-- Items from a dataset --
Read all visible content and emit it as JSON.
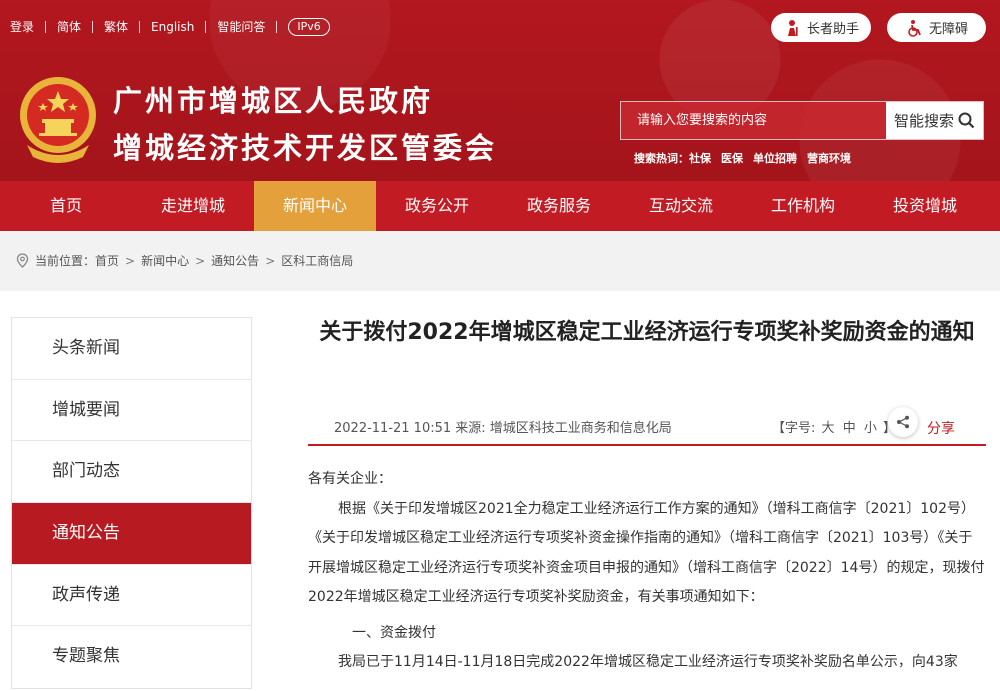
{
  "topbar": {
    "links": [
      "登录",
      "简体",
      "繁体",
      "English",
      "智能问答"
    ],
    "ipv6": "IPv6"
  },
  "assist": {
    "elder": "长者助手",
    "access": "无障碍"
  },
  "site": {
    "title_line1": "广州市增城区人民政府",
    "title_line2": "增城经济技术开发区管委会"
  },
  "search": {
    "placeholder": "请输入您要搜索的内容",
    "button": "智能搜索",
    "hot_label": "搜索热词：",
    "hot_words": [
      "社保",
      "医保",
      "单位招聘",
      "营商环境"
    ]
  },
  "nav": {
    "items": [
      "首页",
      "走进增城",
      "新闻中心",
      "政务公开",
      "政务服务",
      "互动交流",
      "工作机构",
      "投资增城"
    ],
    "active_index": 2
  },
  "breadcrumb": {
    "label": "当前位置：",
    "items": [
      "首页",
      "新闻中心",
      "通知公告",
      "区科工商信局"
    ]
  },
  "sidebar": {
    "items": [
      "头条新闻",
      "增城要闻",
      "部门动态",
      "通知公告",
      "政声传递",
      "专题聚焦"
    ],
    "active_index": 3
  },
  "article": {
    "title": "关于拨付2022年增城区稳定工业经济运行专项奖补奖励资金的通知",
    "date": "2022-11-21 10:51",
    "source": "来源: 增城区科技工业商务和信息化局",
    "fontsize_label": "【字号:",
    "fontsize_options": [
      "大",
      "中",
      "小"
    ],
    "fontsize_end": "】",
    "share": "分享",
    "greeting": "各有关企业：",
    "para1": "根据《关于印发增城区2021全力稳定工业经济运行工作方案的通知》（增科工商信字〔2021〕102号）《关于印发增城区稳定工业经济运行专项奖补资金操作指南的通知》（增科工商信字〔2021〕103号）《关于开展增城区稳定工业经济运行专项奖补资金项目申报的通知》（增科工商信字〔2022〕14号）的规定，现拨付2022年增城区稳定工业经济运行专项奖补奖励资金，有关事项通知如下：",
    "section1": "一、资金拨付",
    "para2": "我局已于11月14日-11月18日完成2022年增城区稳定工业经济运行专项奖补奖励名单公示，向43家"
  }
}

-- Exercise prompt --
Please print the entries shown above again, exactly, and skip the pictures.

-- Written answer --
Read all visible content and emit it as JSON.
{
  "topbar": {
    "links": [
      "登录",
      "简体",
      "繁体",
      "English",
      "智能问答"
    ],
    "ipv6": "IPv6"
  },
  "assist": {
    "elder": "长者助手",
    "access": "无障碍"
  },
  "site": {
    "title_line1": "广州市增城区人民政府",
    "title_line2": "增城经济技术开发区管委会"
  },
  "search": {
    "placeholder": "请输入您要搜索的内容",
    "button": "智能搜索",
    "hot_label": "搜索热词：",
    "hot_words": [
      "社保",
      "医保",
      "单位招聘",
      "营商环境"
    ]
  },
  "nav": {
    "items": [
      "首页",
      "走进增城",
      "新闻中心",
      "政务公开",
      "政务服务",
      "互动交流",
      "工作机构",
      "投资增城"
    ],
    "active_index": 2
  },
  "breadcrumb": {
    "label": "当前位置：",
    "items": [
      "首页",
      "新闻中心",
      "通知公告",
      "区科工商信局"
    ]
  },
  "sidebar": {
    "items": [
      "头条新闻",
      "增城要闻",
      "部门动态",
      "通知公告",
      "政声传递",
      "专题聚焦"
    ],
    "active_index": 3
  },
  "article": {
    "title": "关于拨付2022年增城区稳定工业经济运行专项奖补奖励资金的通知",
    "date": "2022-11-21 10:51",
    "source": "来源: 增城区科技工业商务和信息化局",
    "fontsize_label": "【字号:",
    "fontsize_options": [
      "大",
      "中",
      "小"
    ],
    "fontsize_end": "】",
    "share": "分享",
    "greeting": "各有关企业：",
    "para1": "根据《关于印发增城区2021全力稳定工业经济运行工作方案的通知》（增科工商信字〔2021〕102号）《关于印发增城区稳定工业经济运行专项奖补资金操作指南的通知》（增科工商信字〔2021〕103号）《关于开展增城区稳定工业经济运行专项奖补资金项目申报的通知》（增科工商信字〔2022〕14号）的规定，现拨付2022年增城区稳定工业经济运行专项奖补奖励资金，有关事项通知如下：",
    "section1": "一、资金拨付",
    "para2": "我局已于11月14日-11月18日完成2022年增城区稳定工业经济运行专项奖补奖励名单公示，向43家"
  }
}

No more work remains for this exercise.